These two calming exercises will help get you and your little ones (and you) through the festive season.

Candle Breath
 

1. Candle Breath

Put your hands together and imagine your two index fingers are a beautiful big candle. Inhale deeply through your nose. Exhale slowly through your mouth with your lips only slightly apart. Imagine you want to make the candle flicker just ever so slightly (don’t blow it out). You can play with having your fingers closer or further away from you. Visualise the candle.

2. Bear Breath:

Bear Breath
 

Inhale through the nose, pause; exhale out the nose, pause. Breathe in to a count of 3 or 4, pause for a count of 1 or 2; breath out for a count of 3 or 4, pause for a count of 1 or 2. Repeat a few times. This will help ground and settle kids. Wonderful for restful, reflective time. Imagine a bear hibernating. Helpful before nap time, story time or any creative activity.

>> Teach Breath Work Before You’ll Actually Need It

Introduce these ideas when your child is happy and calm (explaining Bear Breath mid-meltdown in the supermarket is not a recipe for success).

>> Practice Makes Perfect (and Keep It Fun)

Add the exercise they like best to play time. Maybe you draw cupcakes and blow out crayon candles, or spend time hibernating like bears—explain that it’s a lot of fun and that it’s also a good thing to do when they’re feeling bad, because it’ll help them to calm down.

>> How to Use It in the Moment

When tough feelings come, help them through their favorite breathing exercise with the following steps:

Connect: Get down to their level and connect. Try looking them in the eye or gently touching their shoulder.

Name the feelings: Sometimes big feelings like anger or disappointment can feel scary (even to grown-ups!), so acknowledge big feelings to help your child understand what’s happening. Try something like, “You look like you’re really upset,” or “You seem angry that your sister took your toy.”

Find a quiet space: Whether it’s a cozy spot in their bedroom or a café corner, a quiet space lets them step away from the situation and gives them a little bit of privacy to gather themselves and calm down.

Breathe together: Start doing the breathing exercise together. Help them by talking through each step: “Let’s see if we can make some candles flicker. Breathe in…and…out. Great,let’s do that again.”

Give them a comforting cuddle (if they’re ready): Some kids welcome a hug, but others may need a moment to settle down—follow your child’s cues and your own instincts.

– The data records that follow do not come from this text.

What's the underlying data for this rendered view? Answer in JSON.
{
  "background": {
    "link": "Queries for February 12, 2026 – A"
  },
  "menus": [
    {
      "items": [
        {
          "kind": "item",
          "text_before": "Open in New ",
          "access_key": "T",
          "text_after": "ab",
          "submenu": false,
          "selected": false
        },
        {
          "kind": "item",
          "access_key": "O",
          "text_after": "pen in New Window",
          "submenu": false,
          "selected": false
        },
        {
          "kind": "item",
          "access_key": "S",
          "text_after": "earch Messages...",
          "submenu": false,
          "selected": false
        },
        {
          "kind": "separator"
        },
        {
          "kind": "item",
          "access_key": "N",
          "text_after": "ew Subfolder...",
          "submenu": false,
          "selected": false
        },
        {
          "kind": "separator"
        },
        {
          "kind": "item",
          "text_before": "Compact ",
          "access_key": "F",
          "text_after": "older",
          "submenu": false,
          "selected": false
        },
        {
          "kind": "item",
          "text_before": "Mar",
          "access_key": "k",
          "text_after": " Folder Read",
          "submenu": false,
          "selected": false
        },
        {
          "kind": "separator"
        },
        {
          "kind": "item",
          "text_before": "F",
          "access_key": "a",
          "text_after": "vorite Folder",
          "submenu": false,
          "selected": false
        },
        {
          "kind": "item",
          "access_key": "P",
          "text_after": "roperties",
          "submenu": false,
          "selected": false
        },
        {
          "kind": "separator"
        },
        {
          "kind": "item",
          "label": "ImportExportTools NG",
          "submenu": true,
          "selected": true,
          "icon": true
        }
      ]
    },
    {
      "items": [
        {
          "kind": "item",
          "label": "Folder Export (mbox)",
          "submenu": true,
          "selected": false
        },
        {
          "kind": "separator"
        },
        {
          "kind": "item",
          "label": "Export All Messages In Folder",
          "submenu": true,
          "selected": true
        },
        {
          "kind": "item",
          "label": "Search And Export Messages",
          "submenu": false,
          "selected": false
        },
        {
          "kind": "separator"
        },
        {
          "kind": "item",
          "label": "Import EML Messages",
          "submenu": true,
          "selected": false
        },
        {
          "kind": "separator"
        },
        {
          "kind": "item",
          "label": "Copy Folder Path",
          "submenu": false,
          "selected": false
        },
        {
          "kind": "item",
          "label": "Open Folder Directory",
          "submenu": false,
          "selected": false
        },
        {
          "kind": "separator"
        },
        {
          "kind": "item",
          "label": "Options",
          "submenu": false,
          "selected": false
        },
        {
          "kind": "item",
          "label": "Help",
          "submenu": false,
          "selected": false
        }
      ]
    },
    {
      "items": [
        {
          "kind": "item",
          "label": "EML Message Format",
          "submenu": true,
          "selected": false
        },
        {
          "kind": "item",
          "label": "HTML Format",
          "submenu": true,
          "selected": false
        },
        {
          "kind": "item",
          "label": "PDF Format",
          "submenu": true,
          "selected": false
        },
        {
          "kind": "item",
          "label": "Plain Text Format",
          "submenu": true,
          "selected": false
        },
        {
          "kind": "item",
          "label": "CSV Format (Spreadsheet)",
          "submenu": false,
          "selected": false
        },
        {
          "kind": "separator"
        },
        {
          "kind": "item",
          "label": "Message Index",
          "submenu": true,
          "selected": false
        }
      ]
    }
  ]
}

>> The Science behind it?

These breathing exercises signal the nervous system to relax, which then lowers stress and reduces heart rate and blood pressure. We feel more calm and relaxed.